In astronomy, a celestial coordinate system is a coordinate system for mapping positions in the sky. There are different celestial coordinate systems each using a coordinate grid projected on the celestial sphere, in analogy to the geographic coordinate system used on the surface of the Earth. The coordinate systems differ only in their choice of the fundamental plane, which divides the sky into two equal hemispheres along a great circle. (The fundamental plane of the geographic system is the Earth's equator). Each coordinate system is named for its choice of fundamental plane; below the name of a pole and the names of the coordinates are also shown:

Converting coordinates

Equatorial to Horizontal coordinates

Let $ \delta $ be the declination and $ H $ the hour angle.

Let $ \phi $ be the observer's latitude.

Let $ Alt $ be the altitude and $ Az $ the azimuth.

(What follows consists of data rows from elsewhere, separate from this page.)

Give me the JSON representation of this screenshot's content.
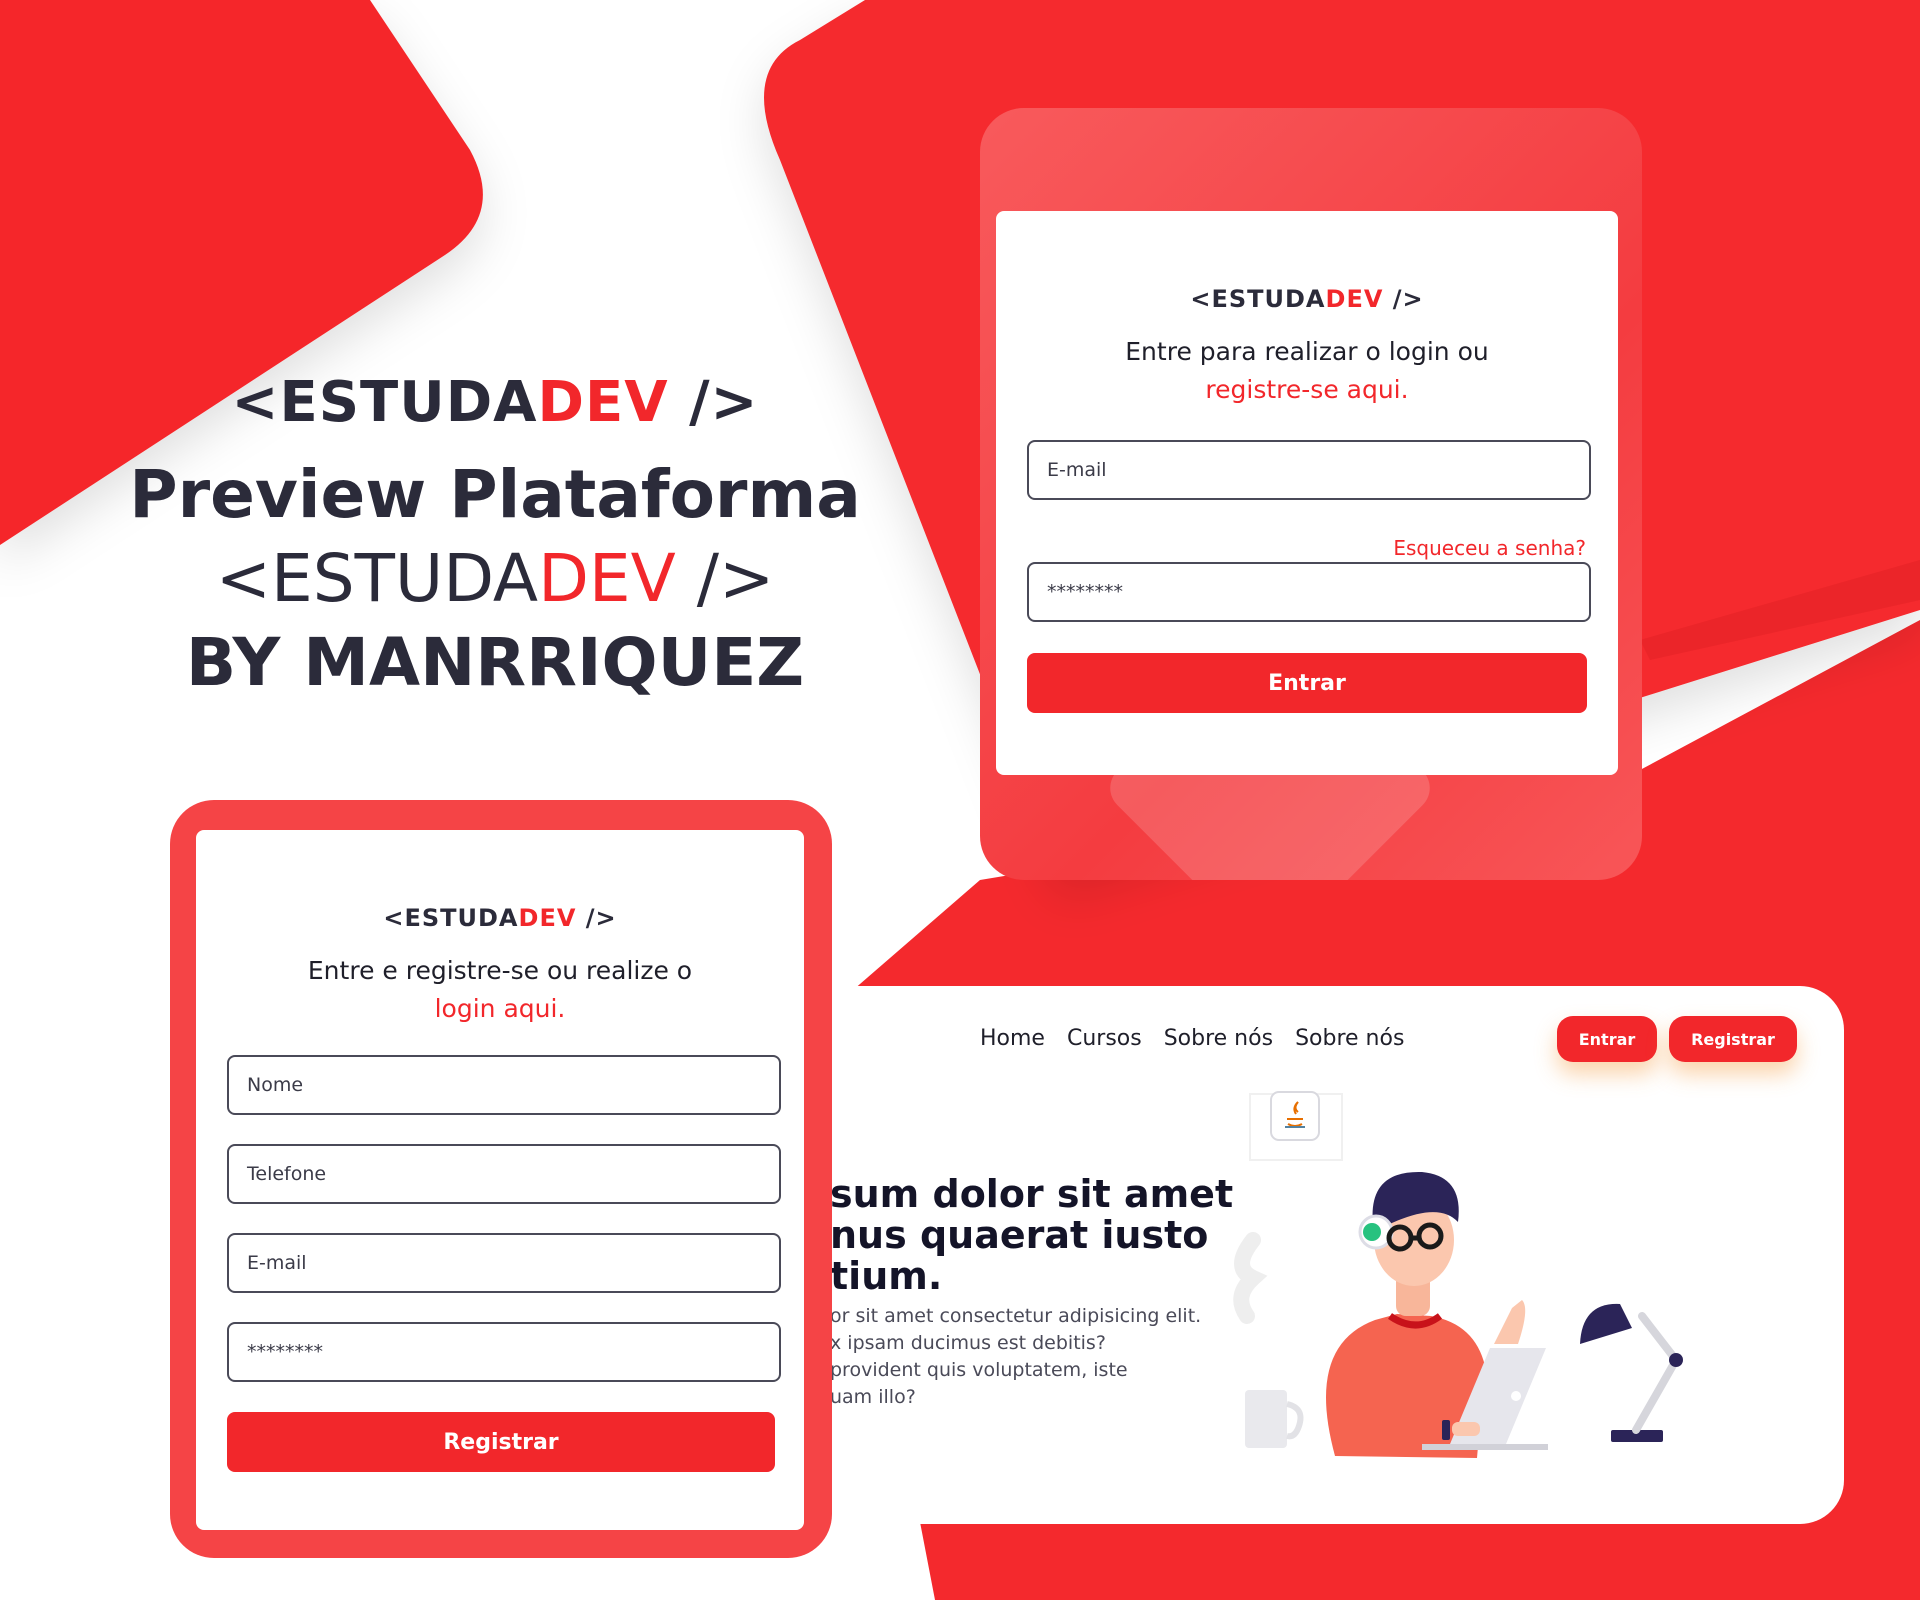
{
  "colors": {
    "brand_red": "#f2272b",
    "dark": "#2b2b3a",
    "card_frame": "#f54446"
  },
  "brand": {
    "logo_open": "<ESTUDA",
    "logo_accent": "DEV",
    "logo_close": " />"
  },
  "hero": {
    "title_line1": "Preview Plataforma",
    "title_logo_open": "<ESTUDA",
    "title_logo_accent": "DEV",
    "title_logo_close": " />",
    "title_line3": "BY MANRRIQUEZ"
  },
  "login": {
    "lead": "Entre para realizar o login ou",
    "lead_link": "registre-se aqui.",
    "email_placeholder": "E-mail",
    "forgot_link": "Esqueceu a senha?",
    "password_value": "********",
    "submit_label": "Entrar"
  },
  "register": {
    "lead": "Entre e registre-se ou realize o",
    "lead_link": "login aqui.",
    "name_placeholder": "Nome",
    "phone_placeholder": "Telefone",
    "email_placeholder": "E-mail",
    "password_value": "********",
    "submit_label": "Registrar"
  },
  "landing": {
    "nav": [
      "Home",
      "Cursos",
      "Sobre nós",
      "Sobre nós"
    ],
    "login_button": "Entrar",
    "register_button": "Registrar",
    "headline": [
      "sum dolor sit amet",
      "nus quaerat iusto",
      "tium."
    ],
    "body": [
      "or sit amet consectetur adipisicing elit.",
      "x ipsam ducimus est debitis?",
      "provident quis voluptatem, iste",
      "uam illo?"
    ],
    "icons": {
      "badge": "java-icon",
      "mug": "coffee-mug-icon",
      "lamp": "desk-lamp-icon",
      "person": "developer-illustration",
      "laptop": "laptop-icon"
    }
  }
}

Then the equations of the transformation are:

$ \sin Alt = \sin \phi \cdot \sin \delta + \cos \phi \cdot \cos \delta \cdot \cos H $

$ \cos Az = \frac{\cos \phi \cdot \sin \delta - \sin \phi \cdot \cos \delta \cdot \cos H}{\cos Alt}. $

Use the inverse trigonometric functions to get the values of the coordinates.

This article originates from Jason Harris' Astroinfo which comes along with KStars, a Desktop Planetarium for Linux/KDE. See